Data section →

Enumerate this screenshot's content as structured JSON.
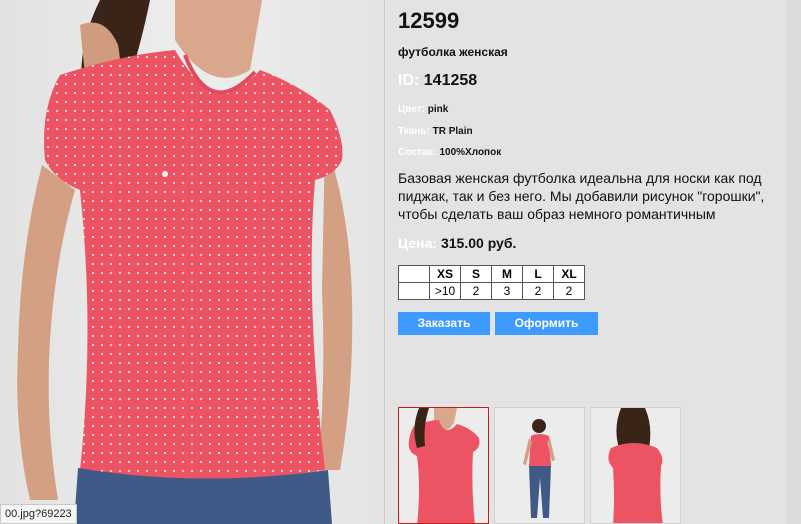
{
  "product": {
    "sku": "12599",
    "subtitle": "футболка женская",
    "id_label": "ID:",
    "id_value": "141258",
    "attributes": [
      {
        "label": "Цвет:",
        "value": "pink"
      },
      {
        "label": "Ткань:",
        "value": "TR Plain"
      },
      {
        "label": "Состав:",
        "value": "100%Хлопок"
      }
    ],
    "description": "Базовая женская футболка идеальна для носки как под пиджак, так и без него. Мы добавили рисунок \"горошки\", чтобы сделать ваш образ немного романтичным",
    "price_label": "Цена:",
    "price_value": "315.00 руб."
  },
  "sizes": {
    "headers": [
      "",
      "XS",
      "S",
      "M",
      "L",
      "XL"
    ],
    "stock": [
      "",
      ">10",
      "2",
      "3",
      "2",
      "2"
    ]
  },
  "buttons": {
    "order": "Заказать",
    "checkout": "Оформить"
  },
  "status_bar": "00.jpg?69223",
  "colors": {
    "accent": "#3d9bff",
    "shirt": "#ec5464",
    "active_thumb_border": "#c61b1b"
  },
  "thumbnails": [
    {
      "icon": "front-closeup-photo",
      "active": true
    },
    {
      "icon": "full-body-front-photo",
      "active": false
    },
    {
      "icon": "back-view-photo",
      "active": false
    }
  ]
}
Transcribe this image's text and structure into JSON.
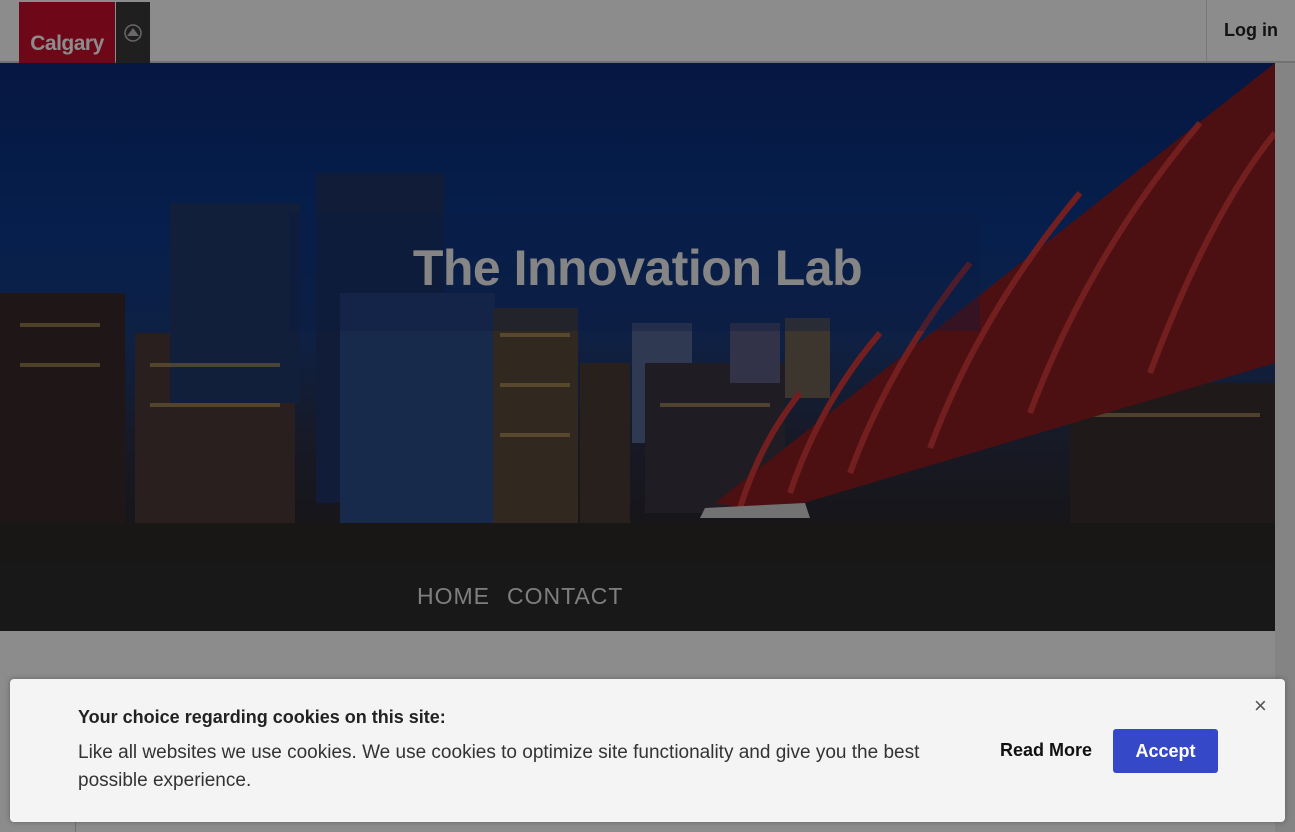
{
  "header": {
    "logo_text": "Calgary",
    "login_label": "Log in"
  },
  "hero": {
    "title": "The Innovation Lab"
  },
  "nav": {
    "items": [
      {
        "label": "HOME"
      },
      {
        "label": "CONTACT"
      }
    ]
  },
  "cookie_banner": {
    "title": "Your choice regarding cookies on this site:",
    "text": "Like all websites we use cookies. We use cookies to optimize site functionality and give you the best possible experience.",
    "read_more_label": "Read More",
    "accept_label": "Accept",
    "close_symbol": "×",
    "accept_color": "#3548c8"
  },
  "brand": {
    "red": "#c8102e"
  }
}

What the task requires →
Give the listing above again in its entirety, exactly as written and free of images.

Solution to the problem →
Enumerate this screenshot's content as structured JSON.
{
  "product": {
    "sku": "12599",
    "subtitle": "футболка женская",
    "id_label": "ID:",
    "id_value": "141258",
    "attributes": [
      {
        "label": "Цвет:",
        "value": "pink"
      },
      {
        "label": "Ткань:",
        "value": "TR Plain"
      },
      {
        "label": "Состав:",
        "value": "100%Хлопок"
      }
    ],
    "description": "Базовая женская футболка идеальна для носки как под пиджак, так и без него. Мы добавили рисунок \"горошки\", чтобы сделать ваш образ немного романтичным",
    "price_label": "Цена:",
    "price_value": "315.00 руб."
  },
  "sizes": {
    "headers": [
      "",
      "XS",
      "S",
      "M",
      "L",
      "XL"
    ],
    "stock": [
      "",
      ">10",
      "2",
      "3",
      "2",
      "2"
    ]
  },
  "buttons": {
    "order": "Заказать",
    "checkout": "Оформить"
  },
  "status_bar": "00.jpg?69223",
  "colors": {
    "accent": "#3d9bff",
    "shirt": "#ec5464",
    "active_thumb_border": "#c61b1b"
  },
  "thumbnails": [
    {
      "icon": "front-closeup-photo",
      "active": true
    },
    {
      "icon": "full-body-front-photo",
      "active": false
    },
    {
      "icon": "back-view-photo",
      "active": false
    }
  ]
}
Transcribe this image's text and structure into JSON.
{
  "header": {
    "logo_text": "Calgary",
    "login_label": "Log in"
  },
  "hero": {
    "title": "The Innovation Lab"
  },
  "nav": {
    "items": [
      {
        "label": "HOME"
      },
      {
        "label": "CONTACT"
      }
    ]
  },
  "cookie_banner": {
    "title": "Your choice regarding cookies on this site:",
    "text": "Like all websites we use cookies. We use cookies to optimize site functionality and give you the best possible experience.",
    "read_more_label": "Read More",
    "accept_label": "Accept",
    "close_symbol": "×",
    "accept_color": "#3548c8"
  },
  "brand": {
    "red": "#c8102e"
  }
}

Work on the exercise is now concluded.